━━━ Task material
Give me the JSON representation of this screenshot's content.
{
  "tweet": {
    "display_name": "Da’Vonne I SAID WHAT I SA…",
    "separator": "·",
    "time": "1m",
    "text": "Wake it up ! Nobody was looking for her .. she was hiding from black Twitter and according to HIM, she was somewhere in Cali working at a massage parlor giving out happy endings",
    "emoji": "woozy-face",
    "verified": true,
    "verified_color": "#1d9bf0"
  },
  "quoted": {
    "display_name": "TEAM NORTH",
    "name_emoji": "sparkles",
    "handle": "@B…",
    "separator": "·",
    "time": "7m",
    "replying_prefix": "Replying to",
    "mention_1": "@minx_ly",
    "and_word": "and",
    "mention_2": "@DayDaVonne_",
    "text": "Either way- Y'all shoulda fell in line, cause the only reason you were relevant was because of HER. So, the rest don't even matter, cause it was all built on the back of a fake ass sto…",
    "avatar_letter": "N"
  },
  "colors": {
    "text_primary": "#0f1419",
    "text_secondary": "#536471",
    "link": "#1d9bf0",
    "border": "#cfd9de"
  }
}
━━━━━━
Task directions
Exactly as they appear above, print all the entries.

Solution for this problem
Give me the JSON representation of this screenshot's content.
{
  "tweet": {
    "display_name": "Da’Vonne I SAID WHAT I SA…",
    "separator": "·",
    "time": "1m",
    "text": "Wake it up ! Nobody was looking for her .. she was hiding from black Twitter and according to HIM, she was somewhere in Cali working at a massage parlor giving out happy endings",
    "emoji": "woozy-face",
    "verified": true,
    "verified_color": "#1d9bf0"
  },
  "quoted": {
    "display_name": "TEAM NORTH",
    "name_emoji": "sparkles",
    "handle": "@B…",
    "separator": "·",
    "time": "7m",
    "replying_prefix": "Replying to",
    "mention_1": "@minx_ly",
    "and_word": "and",
    "mention_2": "@DayDaVonne_",
    "text": "Either way- Y'all shoulda fell in line, cause the only reason you were relevant was because of HER. So, the rest don't even matter, cause it was all built on the back of a fake ass sto…",
    "avatar_letter": "N"
  },
  "colors": {
    "text_primary": "#0f1419",
    "text_secondary": "#536471",
    "link": "#1d9bf0",
    "border": "#cfd9de"
  }
}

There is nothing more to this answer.